I didn't even know this was a rule, probably becuase i don't play too much "real" golf
but Michelle Wie was DQ'ed for not signing her scorecard. I think i also read somewhere that this isn't the first time she's done something like this .
Golf Wie Devastated by Scorecard Gaffe Golf
SPRINGFIELD, Ill. (July 19) After
finishing Friday and Saturday in second
place at the State Farm Classic, Michelle
Wie was one good round away from
finally living up to her deep potential.
Then, minutes after tapping in her last
putt of the third round, Wie sat redeyed
at a folding table in front of a couple
dozen baffled reporters and
photographers, explaining why she’d
been disqualified from the tournament.
playing her best golf of
the year, broke one of the game’s most
basic rules: She failed to sign her
scorecard before leaving the scoring
“I don’t know why or how it happened,”
said Wie, who had been crying moments
Wie took no questions before leaving the
clubhouse at Panther Creek Country
Club. She climbed into an SUV with her
parents and drove away.
That left Yani Tseng leading the
tournament at 18 under, followed by Katie
Futcher at 16 under and HeeWon
and Ji Young Oh another shot back.

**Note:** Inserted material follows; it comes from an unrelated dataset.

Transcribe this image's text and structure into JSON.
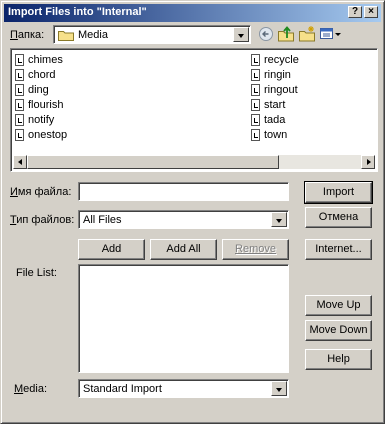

Sue Witters, the LPGA’s director of
tournament competitions, disqualified Wie
in a small office in an LPGA trailer at the
course after asking her what had
“She was like a little kid after you tell them
there’s no Santa Claus,” Witters said.
And with that, Wie was gone from a
tournament where either the $255,000
winner’s purse or the $155,252 second
prize would have put her comfortably
within the top 80 money winners for the
virtually guaranteed her a
place on the LPGA Tour next year.
The State Farm seemed tailormade
Wie, a parttime
player trying to become a
tour member for the first time.
Only two of the top 10 money winners
were in town for the event, and Wie said
before play began that she was looking
forward to opening up her long game on
the wide fairways and flat greens of
She shot a solid 67 on Thursday, then a
65 on Friday that tied her with Tseng, the
woman who rallied to beat Wie in the final
of the U.S. Women’s Amateur Public
Links in 2004.
Wie told reporters that after she finished
her round Friday, she left the tent just
above the ninth green where players sign
their scorecards. She was chased down
by volunteers working in the tent, who
pointed out she hadn’t signed.
Wie returned to the tent and signed the
card, and “I thought it would be OK,” she
But Wie, according to Witters, had
already walked outside the ropedoff
around the tent. At that point, the mistake
was final, Witters said.
Witters said she and other tour officials
didn’t learn about the mistake from
volunteers until well after Wie teed off
Saturday morning, so they let her finish
“Is it real?” Tseng asked reporters just
after Wie’s qualification.
Without Wie, the tournament loses some
of its luster, and likely some of the
viewers who might have tuned into
Sunday’s final round.
“She was one shot off the lead, she was
going to help boost the ratings,” said
Christina Kim, who entered play Saturday
as the leader before falling back to 12
under and a tie for seventh. “She was the
player to beat this week.”
Wie’s short career has been colored by
controversy, starting with her
disqualification from her pro debut at the
2005 Samsung World Championship for
taking an improper drop.
Since then, she’s angered LGPA icon
Annika Sorenstam for withdrawing from
last year’s Ginn Tribute a
hosted by Sorenstam and
to start practicing for the next stop. And
she’s withdrawn from multiple events after
poor starts, citing injuries.
LPGA veteran Betsy King, working as a
TV analyst at the State Farm tournament,
said Saturday that she always had her
caddy stand over her as she turned in her
scorecard, making sure nothing had been
Tour officials weren’t sure whether Wie’s
caddie accompanied her into the scoring
Wie said she usually signs her scorecard
immediately, and had no idea why she
“Hopefully it won’t happen again,” she
Tour officials and other players, while
sympathetic, said the signature rule is at
the heart of golf’s honor system.
“Bottom line, we are held accountable to
maintaining our scorecards and making
sure that we attest the scorecard,” Kim
said. “But it’s such a shame.”